Ultracap Balancer Circuit

Ultracap Balancer Circuit – Click to Embiggen

As can be seen from the circuit diagram above, this is just 6 copies of the circuit from the above link, with screw terminals to attach to the capacitor string.

Ultracap Balancer PCB

Ultracap Balancer PCB

And here’s the PCB. the MOSFETs & OpAmps are very small SMT parts, so require a steady hand in soldering. This board can easily be etched by hand as there’s only 3 links on the top side. No need for a double sided PCB.

As always, the Eagle project files & my Eagle library collection are available below:

OpAmp Ultracapacitor Balancer (167) Eagle Libraries (198)

AD9850 VFO Board

Continuing from my previous post where I published an Eagle design layout for AD7C‘s Arduino powered VFO, here is a completed board.

I have made some alterations to the design since posting, which are reflected in the artwork download in that post, mainly due to Eagle having a slight psychotic episode making me ground one of the display control signals!

AD9850 VFO

AD9850 VFO

The amplifier section is unpopulated & bypassed as I was getting some bad distortion effects from that section, some more work is needed there.
The Arduino Pro Mini is situated under the display, and the 5v rail is provided by the LM7805 on the lower left corner.

Current draw at 12v input is 150mA, for a power of 1.8W total. About 1W of this is dissipated in the LM7805 regulator, so I have also done a layout with an LM2574 Switching Regulator.
The SMPS version should draw a lot let power, as less is being dissipated in the power supply, but this version is more complex.

DDS VFO-SMPS

DDS VFO-SMPS

Here the SMPS circuit can be seen on the left hand side of the board, completely replacing the linear regulator.
I have not yet built this design, so I don’t know what kind of effect this will have on the output signal, versus the linear regulator. I have a feeling that the switching frequency of the LM2574 (52kHz) might produce some interference on the output of the DDS module. However I have designed this section to the standards in the datasheet, so this should be minimal.

Nevertheless this version is included in the Downloads section at the bottom of this post.

The output coupled through a 100nF capacitor is very clean, as can be seen below, outputting a 1kHz signal. Oscilloscope scale is 0.5ms/div & 1V/div.

VFO Output

VFO Output (Mucky ‘Scope)

Scope Connected

Scope Connected

 

Thanks again to Rich over at AD7C for the very useful tool design!

Linked below is the Eagle design files for this project, along with my libraries used to create it.

AD9850 DDS VFO Eagle Files (448) Eagle Libraries (198) AD9850 DDS VFO SMPS Version (217)

Water Management System PCB Revisions

OK, a few revisions have been made to the water management PCB, mainly to reduce the possibility of the brushed DC motors in the water pumps from causing the MCU to crash, with the other changes to the I/O connector positioning & finally upgrading the reverse blocking diode to a 10A capable version rather than 5A.

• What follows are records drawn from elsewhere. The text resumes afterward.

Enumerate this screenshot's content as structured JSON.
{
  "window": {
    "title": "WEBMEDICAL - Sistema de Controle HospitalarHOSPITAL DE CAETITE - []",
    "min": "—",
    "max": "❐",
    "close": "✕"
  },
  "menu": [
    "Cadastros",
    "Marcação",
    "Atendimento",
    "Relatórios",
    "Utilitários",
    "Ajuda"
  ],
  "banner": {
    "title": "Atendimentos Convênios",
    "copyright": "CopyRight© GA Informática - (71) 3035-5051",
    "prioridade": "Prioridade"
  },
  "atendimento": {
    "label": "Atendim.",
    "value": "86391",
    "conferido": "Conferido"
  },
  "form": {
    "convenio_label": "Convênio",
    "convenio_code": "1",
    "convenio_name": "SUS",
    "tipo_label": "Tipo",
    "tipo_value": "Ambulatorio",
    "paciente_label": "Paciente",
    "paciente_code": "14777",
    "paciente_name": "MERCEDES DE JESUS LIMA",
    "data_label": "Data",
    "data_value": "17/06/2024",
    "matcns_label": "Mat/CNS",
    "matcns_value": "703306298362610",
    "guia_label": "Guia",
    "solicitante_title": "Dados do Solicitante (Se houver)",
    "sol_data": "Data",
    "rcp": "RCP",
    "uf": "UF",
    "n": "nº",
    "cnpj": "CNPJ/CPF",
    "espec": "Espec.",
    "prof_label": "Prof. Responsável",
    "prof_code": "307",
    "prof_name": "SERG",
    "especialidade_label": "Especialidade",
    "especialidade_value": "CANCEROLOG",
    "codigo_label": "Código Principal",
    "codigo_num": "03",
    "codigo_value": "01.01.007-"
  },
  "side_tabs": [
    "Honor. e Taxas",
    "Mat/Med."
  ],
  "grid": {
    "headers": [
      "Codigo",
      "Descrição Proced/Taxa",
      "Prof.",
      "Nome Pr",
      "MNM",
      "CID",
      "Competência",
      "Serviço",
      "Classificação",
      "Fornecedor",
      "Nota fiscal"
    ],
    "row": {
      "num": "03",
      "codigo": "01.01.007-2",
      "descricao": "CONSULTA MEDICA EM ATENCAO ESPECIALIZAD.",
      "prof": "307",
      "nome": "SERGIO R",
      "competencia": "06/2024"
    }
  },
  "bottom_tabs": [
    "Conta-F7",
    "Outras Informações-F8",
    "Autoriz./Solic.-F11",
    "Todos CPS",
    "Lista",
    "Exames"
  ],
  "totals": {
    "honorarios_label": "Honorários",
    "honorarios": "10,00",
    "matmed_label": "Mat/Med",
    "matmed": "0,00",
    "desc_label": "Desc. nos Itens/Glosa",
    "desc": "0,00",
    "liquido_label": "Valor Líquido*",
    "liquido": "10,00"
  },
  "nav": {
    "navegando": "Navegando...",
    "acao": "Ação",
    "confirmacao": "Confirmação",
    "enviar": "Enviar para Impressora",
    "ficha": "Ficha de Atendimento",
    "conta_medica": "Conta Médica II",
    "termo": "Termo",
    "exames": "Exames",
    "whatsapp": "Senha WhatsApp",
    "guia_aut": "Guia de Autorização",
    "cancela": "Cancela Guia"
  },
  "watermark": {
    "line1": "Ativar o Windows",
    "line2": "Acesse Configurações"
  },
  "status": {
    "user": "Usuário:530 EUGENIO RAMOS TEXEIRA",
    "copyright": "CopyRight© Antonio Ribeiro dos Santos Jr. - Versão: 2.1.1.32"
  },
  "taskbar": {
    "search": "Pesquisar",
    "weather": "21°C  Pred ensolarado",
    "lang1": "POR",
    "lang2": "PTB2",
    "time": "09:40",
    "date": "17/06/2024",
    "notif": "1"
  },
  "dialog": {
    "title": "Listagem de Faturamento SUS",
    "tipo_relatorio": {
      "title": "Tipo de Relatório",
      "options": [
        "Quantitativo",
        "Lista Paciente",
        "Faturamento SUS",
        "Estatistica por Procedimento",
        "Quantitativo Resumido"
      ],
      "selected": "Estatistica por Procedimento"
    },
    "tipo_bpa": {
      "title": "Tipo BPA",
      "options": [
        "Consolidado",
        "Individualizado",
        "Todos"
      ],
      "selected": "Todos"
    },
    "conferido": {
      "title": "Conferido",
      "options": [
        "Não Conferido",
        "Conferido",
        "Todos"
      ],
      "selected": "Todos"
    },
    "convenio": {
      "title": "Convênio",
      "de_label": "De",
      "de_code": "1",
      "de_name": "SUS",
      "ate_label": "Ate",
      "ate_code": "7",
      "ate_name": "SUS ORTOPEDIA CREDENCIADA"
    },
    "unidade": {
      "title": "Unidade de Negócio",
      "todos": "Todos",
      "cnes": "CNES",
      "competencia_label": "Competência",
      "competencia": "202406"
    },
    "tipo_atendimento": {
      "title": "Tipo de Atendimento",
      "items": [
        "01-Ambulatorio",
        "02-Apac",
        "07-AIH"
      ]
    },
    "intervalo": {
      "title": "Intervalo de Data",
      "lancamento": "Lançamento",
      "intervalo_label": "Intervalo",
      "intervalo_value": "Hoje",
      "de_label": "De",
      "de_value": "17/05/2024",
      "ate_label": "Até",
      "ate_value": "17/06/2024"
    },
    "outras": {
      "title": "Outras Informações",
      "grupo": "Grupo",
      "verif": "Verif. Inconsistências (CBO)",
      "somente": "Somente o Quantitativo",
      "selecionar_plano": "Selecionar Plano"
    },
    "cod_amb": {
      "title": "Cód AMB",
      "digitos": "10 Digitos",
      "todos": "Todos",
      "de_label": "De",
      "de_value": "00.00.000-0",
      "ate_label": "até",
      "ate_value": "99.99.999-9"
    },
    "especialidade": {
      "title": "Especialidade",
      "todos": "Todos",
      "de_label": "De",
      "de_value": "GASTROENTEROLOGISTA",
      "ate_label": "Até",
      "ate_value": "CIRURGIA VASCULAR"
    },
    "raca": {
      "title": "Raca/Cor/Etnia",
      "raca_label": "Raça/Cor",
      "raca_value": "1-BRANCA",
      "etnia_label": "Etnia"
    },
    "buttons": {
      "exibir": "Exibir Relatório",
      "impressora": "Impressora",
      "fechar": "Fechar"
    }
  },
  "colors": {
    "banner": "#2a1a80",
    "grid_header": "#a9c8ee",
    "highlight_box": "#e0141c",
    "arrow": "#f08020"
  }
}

Water Management PCB

Water Management PCB

Thanks to Mayhew Labs with the WebGerber image generator for the render.